This is a joint post with Christina Droggitis.
Congratulations are in order for the Office of the Global AIDS Coordinator (OGAC)! Following the White House’s example of sharing news on a daily basis in order to create a more transparent, participatory and collaborative government, PEPFAR has recently launched both a Twitter and Facebook page to more readily inform us about their activities in the countries they support.
This is a great first step in spreading the word on PEPFAR activities, however the main purpose of these pages still remains unclear.
What should fans and followers expect to read about on these pages? How can they respond to news and updates? After a quick check of both the Twitter and Facebook pages, it seems like they are operating so far (granted both have just been launched) as one-way streams of communication. That is, PEPFAR informs us of successful programs, agreements signed, Ambassador Goosby’s travels, etc., while space for comments and questions from fans and followers is nowhere to be found. For those of you who are IT savvy and use these communication media, you know that the whole point to them is to create interactive and multi-directional communications. So, tweets and wall posts will only go so far in increasing people’s awareness of PEPFAR activities if OGAC does not maintain these as interactive sites. In the absence of a clear message about the ways in which these new communication media will be used, here are three ways in which we see that Twitter and Facebook can add value to PEPFAR’s communication strategy:
- Will communicate quickly to a large taxpayer base information about a U.S. foreign policy program so they can better understand and track policies, programs and results in real time. This is a potentially strong marketing strategy for PEPFAR that could facilitate continued support of the American people for future global development spending.
- Will allow stakeholders in countries to understand what is happening at OGAC in Washington, D.C. For the last three years in working closely with our research partners in Mozambique, Uganda and Zambia, we have observed a definite disconnect between new policies and/or strategies from Washington D.C. and how these may be perceived by different stakeholders in the three countries. Tweets and Facebook posts can provide an interactive way to involve a broader audience from all over the world in the workings of an unprecedented foreign assistance program and provide them with an opportunity to learn and comment on policy changes, program implementation and real action in countries.
- Will provide a one-stop shop for the most current news about PEPFAR, and provide an alternative to the sometimes archaic and arcane pepfar.gov website.
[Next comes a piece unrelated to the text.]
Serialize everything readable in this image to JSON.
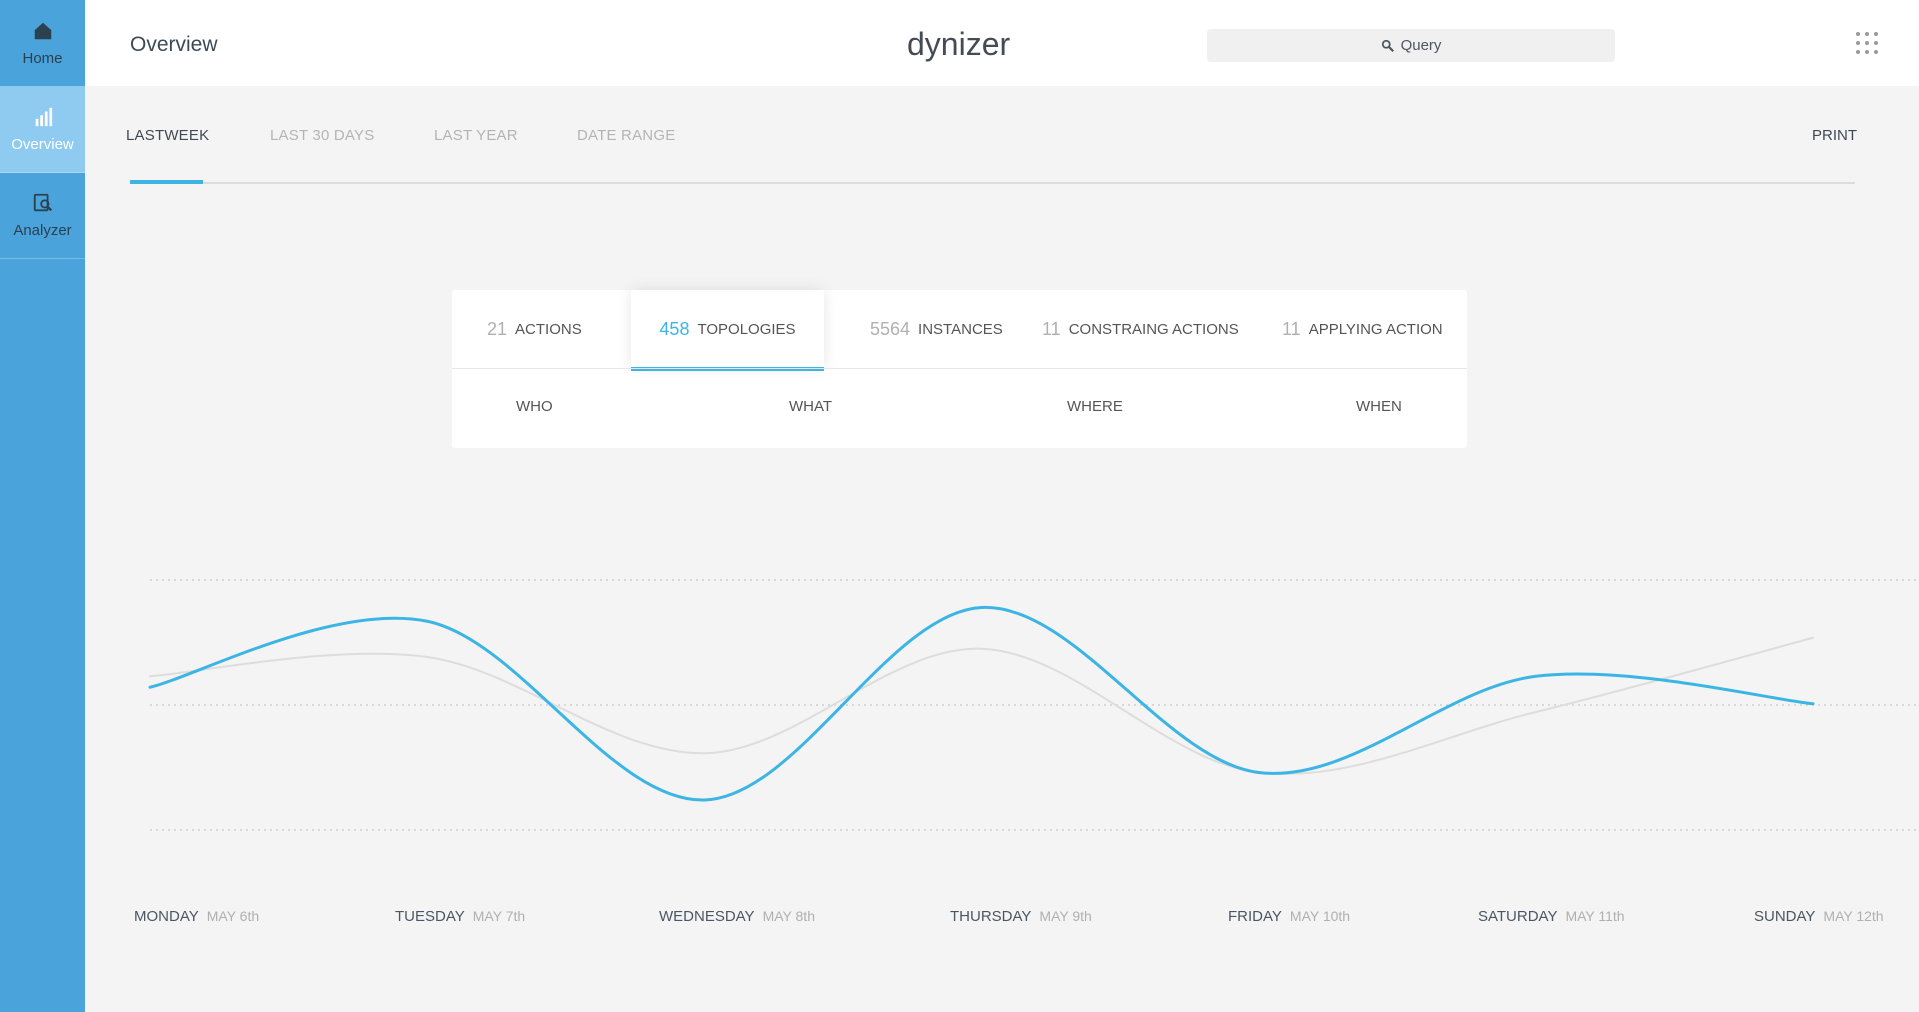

As Ambassador Goosby steers PEPFAR in new and important directions [see here] Facebook and Twitter are two important media for a much needed strategic communication plan that will send the right messages to a range of country-based actors—governments, program implementers, civil society groups and beneficiaries—about policy changes and what this means for them. Consider a recent brouhaha over an article in one of Uganda’s leading dailies where a journalist described PEPFAR’s funding to Uganda as at risk. While further research into the situation (checking with country based HIV/AIDS Monitor colleagues and staff at OGAC in DC) shows that a more intriguing set of issues (including local politics) exacerbated these claims, it also demonstrates that important messages about PEFPAR policy changes and how they will affect programs have not been provided and/or reached a range of stakeholders on the ground. The unnecessary negative publicity for PEPFAR and for the Ugandan Government was palpable and was quickly dispelled with a letter from the U.S. Embassy in Kampala in another local Ugandan newspaper. Moving forward, PEPFAR can minimize or avoid such incidents by clearly laying out policy changes as they happen and the real life implications of these changes for different stakeholders. Avoiding confusion at the country level is a high and immediate priority for Ambassador Goosby and his global team as they do the hard work of translating better policies in to programs, so Twitter and Facebook can certainly help get the word out.
PEPFAR’s Twitter and Facebook pages signal a first good step in the right direction towards greater transparency, but there’s opportunity for OGAC to take a big leap and share much more. As the HIV/AIDS Monitor team has recommended here and here, the next steps for PEPFAR should include the sharing of funding and programmatic data to improve the effectiveness of HIV/AIDS spending.